New Services Help Small Businesses Get Found Online
Google, Yahoo, Bing, Yelp, yada yada, ad infinitum. The task of optimizing your business’s search results and updating your listings with search engines, directories, and review sites to help people find you online may seem like a never-ending chore. A new service called Get Found, run by domain registrar GoDaddy, aims to solve that dilemma, especially when any of your business’s key information changes. A similar service from Yext and a number of other providers is also available.
When your business moves, for example, much of its critical information gets lost online — even if you update your key listings and your website. For example, my wife’s Pilates studio lost five years’ worth of Yelp reviews after changing locations. That’s because your business’s former data is interpreted by search engines as being the most successful search result over time. Your new address and phone number have little or no history and are therefore considered by search engine algorithms to be less relevant than the older results. While these services don’t solve the problem immediately, they make the ultimate resolution easier by updating multiple sites simultaneously instead of forcing business owners to do the updates themselves site by site, including on sites owners may not even be aware are listing them.
Weighing the Costs
That misinformation can cost you dearly. Industry research shows that U.S. businesses lose $10 billion a year as a result of missing or incorrect information about them online.
Problems occur more often than you may think. According to a joint study published by Yext and internet analysts Andrew Shotland and Greg Sterling, about 15 percent of businesses aren’t even listed on some or all of the major search engines. Just under 20 percent have an incorrect phone number listed or have their website URL missing, and about 40 percent have their name or address listed incorrectly.
The services, which range in price from about $5 to $85 per month, automatically update key information, including address, phone number, service offerings, and hours of operation across multiple platforms. These include Google, Yahoo, Bing, Yelp, Foursquare, Yellow Pages, Facebook, TripAdvisor, Citysearch, and OpenTable. Roughly 50 services in total are updated simultaneously.

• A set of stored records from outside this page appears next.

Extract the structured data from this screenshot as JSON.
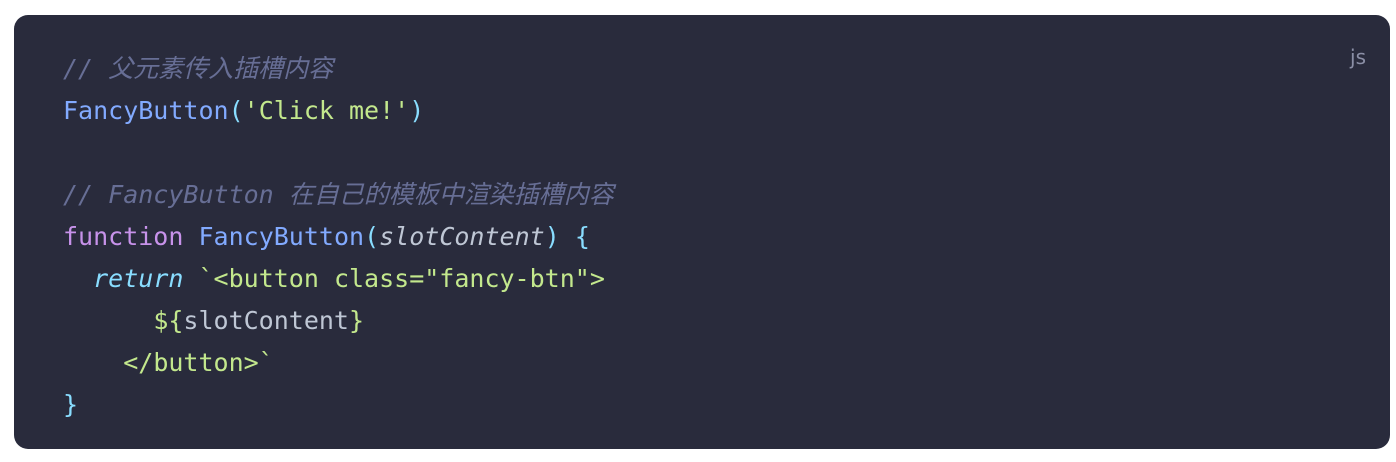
{
  "code_block": {
    "language": "js",
    "lines": [
      {
        "comment": "// 父元素传入插槽内容"
      },
      {
        "fn": "FancyButton",
        "open": "(",
        "str": "'Click me!'",
        "close": ")"
      },
      {},
      {
        "comment": "// FancyButton 在自己的模板中渲染插槽内容"
      },
      {
        "kw": "function",
        "fn": "FancyButton",
        "open": "(",
        "param": "slotContent",
        "close": ")",
        "brace": "{"
      },
      {
        "indent": "  ",
        "kw": "return",
        "str": "`<button class=\"fancy-btn\">"
      },
      {
        "indent": "      ",
        "interp_open": "${",
        "expr": "slotContent",
        "interp_close": "}"
      },
      {
        "indent": "    ",
        "str": "</button>`"
      },
      {
        "brace": "}"
      }
    ]
  },
  "colors": {
    "background": "#292b3c",
    "comment": "#676e95",
    "function": "#82aaff",
    "string": "#c3e88d",
    "keyword": "#c792ea",
    "punctuation": "#89ddff",
    "text": "#bfc7d5"
  }
}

Business owners complete a short form whenever their information changes and the business information management services the rest, updating the various websites relevant to that business. (For example, a shoe store would not need to be updated on OpenTable, a restaurant locator and reservation system.)
It’s not that you can’t do this yourself. The question you should ask is, Will the time and effort you’d spend maintaining accurate information across existing and emerging platforms cost you more than one of these services? Consider, too, that these services may cost you less than a single lost customer.
Dave Clarke is a business writer for Intuit and is passionate about solving small business problems.